You can learn how to be more productive. You can master this quickly and do it for free. Let me illustrate by way of example. Someone I know is in the middle of getting a divorce. He’s understandably upset by this terrible development. (Do you know what the average cost of divorce is? That alone will give you a headache!)
Once he realized that the divorce was going to take place, he spent all his energy and most of his time dividing up the household items, putting things in storage and selling what he could. He spent so much time focusing on this that he’s facing bankruptcy and foreclosure. Now he’s forced to live with friends until he finds work.
The odds of that happening soon are pretty remote because he’s still focusing on everything but the most important thing, which is finding a job. You might think that I’m rather callous, but I find this person’s actions selfish and inconsiderate to his children and to the friends who took him in.
Hopefully, your situation is nowhere near as desperate as this person’s, but I wonder if there is a lesson in here for all of us.
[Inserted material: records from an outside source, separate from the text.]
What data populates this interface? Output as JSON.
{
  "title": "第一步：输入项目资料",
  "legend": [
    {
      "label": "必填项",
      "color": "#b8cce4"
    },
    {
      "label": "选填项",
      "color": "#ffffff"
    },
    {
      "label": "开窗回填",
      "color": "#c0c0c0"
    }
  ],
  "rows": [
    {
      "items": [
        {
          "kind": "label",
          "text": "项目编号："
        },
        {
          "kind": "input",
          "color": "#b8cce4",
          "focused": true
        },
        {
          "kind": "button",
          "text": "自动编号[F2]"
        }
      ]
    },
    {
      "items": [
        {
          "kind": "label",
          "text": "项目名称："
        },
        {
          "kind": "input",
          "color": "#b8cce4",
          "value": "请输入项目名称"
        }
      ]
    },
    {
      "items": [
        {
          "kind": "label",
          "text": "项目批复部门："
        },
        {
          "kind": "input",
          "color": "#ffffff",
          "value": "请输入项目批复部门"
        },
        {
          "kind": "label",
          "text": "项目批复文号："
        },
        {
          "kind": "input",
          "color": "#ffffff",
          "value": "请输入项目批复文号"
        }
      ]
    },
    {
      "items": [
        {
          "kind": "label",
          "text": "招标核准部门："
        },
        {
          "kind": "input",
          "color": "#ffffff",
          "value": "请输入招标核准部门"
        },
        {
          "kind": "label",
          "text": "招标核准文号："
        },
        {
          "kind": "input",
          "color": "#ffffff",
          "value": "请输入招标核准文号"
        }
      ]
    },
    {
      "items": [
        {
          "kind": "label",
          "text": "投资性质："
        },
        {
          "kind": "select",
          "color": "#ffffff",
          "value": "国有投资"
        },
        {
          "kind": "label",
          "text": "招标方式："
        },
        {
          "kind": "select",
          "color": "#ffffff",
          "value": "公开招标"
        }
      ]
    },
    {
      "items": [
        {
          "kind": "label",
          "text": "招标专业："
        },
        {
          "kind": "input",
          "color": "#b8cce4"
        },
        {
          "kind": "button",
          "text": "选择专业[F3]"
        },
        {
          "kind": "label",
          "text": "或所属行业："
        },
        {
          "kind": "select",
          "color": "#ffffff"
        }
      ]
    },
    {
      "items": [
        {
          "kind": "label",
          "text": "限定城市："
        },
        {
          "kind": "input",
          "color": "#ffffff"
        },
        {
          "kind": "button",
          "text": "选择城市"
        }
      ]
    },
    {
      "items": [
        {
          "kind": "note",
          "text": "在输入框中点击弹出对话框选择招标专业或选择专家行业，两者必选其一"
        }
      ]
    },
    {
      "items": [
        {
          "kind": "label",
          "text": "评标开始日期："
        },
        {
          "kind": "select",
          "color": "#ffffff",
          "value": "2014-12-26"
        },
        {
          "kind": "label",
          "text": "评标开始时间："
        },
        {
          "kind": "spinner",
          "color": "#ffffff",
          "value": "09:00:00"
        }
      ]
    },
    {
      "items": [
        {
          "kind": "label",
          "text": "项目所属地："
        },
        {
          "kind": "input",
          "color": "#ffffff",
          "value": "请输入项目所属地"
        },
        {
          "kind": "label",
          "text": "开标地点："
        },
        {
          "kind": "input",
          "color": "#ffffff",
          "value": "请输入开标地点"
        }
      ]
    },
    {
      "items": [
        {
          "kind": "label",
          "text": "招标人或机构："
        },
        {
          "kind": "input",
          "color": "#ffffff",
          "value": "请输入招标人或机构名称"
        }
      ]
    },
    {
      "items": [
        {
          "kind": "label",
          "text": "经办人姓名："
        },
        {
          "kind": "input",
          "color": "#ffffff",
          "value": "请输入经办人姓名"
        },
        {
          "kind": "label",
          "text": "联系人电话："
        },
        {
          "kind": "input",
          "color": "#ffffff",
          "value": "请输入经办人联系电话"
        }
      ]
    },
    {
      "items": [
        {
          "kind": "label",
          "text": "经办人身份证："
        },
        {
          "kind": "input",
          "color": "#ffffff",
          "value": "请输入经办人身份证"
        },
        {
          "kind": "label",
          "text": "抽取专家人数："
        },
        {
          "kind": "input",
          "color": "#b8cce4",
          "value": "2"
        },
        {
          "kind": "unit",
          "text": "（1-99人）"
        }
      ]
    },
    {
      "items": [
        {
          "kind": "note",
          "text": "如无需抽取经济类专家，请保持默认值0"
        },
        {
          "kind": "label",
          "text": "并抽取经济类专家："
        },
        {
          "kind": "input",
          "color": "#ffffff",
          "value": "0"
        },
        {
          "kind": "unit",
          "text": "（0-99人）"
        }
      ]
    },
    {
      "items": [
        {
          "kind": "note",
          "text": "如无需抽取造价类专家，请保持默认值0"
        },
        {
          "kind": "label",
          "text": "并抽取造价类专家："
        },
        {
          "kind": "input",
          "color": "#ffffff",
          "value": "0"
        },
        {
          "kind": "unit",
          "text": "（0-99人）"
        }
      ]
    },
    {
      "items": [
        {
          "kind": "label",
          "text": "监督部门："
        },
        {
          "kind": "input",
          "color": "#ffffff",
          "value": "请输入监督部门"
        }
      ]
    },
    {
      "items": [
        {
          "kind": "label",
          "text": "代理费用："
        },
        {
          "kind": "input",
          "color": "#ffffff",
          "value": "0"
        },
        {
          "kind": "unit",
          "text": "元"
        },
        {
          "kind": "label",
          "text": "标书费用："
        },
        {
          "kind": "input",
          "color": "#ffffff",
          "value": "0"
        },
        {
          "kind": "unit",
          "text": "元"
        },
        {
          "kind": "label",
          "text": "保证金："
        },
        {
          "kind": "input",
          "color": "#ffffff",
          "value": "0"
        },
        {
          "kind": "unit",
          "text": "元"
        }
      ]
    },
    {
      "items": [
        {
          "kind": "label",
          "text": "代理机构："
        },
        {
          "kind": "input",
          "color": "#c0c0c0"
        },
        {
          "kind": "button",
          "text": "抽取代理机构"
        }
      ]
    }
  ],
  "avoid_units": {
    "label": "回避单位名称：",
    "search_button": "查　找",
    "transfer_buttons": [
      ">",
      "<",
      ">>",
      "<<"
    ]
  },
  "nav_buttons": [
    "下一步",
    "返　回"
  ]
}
How do we know we’re focusing on the most important issues or tasks at hand?
This boils down to priorities…right? So how do we know we are pursuing the right ones?
I don’t have all the answers but I’ll share an approach from a friend of mine who is about the most productive person I know:
1. He makes a list of the three most important things he needs to get done each day.
He can’t do this in his head. He has to write it down. He also makes a list of two backup tasks in case he gets his top three done quickly or in case some outside obstacle prevents him from going further on any one of his top three. He sets himself up for success rather than failure. He does this by limiting the number of items on his “to do” list. So, for example, if you are not well but need to protect your family, look into guaranteed issue life insurance today. TODAY!
2. He sends his list as an e-mail to his accountability partner every day.
I love this idea and I’ve written plenty about how important it is to be accountable to somebody else. There is just something magical about making a commitment to another human being that makes us more effective.
What’s most important about having an accountability partner is that she will make sure you stay on track. If, for example, she knows you are out of work and your list of three consists of cleaning out your garage, going shopping for a surfboard and reading a chess manual…do you think she might give you a “knopf” upside of the head? You better believe it. If not, you need a new accountability partner.
3. He keeps the list on his desk at all times.
During the day, plenty of distractions come up. It’s easy to get off base. Calls and e-mails come in faster than “incoming” did at Danang in ’68. By keeping the list on his desk, my buddy can make sure he gets back on track in case some distraction gets him moving in the wrong direction. Several times a day, he asks himself if the tasks he is engaged in at the moment are on his list or not. If not, he readjusts and refocuses.
I don’t know why, but I don’t use this method. However, I should and will start today. No kidding. I may not do it perfectly. But even if I do it imperfectly – skip a day or only do two out of three – it’s better than doing nothing…right?
If you want to make sure you don’t spend your day singing the wrong tune, try these three steps. In my opinion, the most important step, as always, is checking with your accountability partner to make sure the items you identify as your priorities are really all that important.
Are you sure you’ve got your priorities straight? How do you know? Do you think this approach could work for you? How?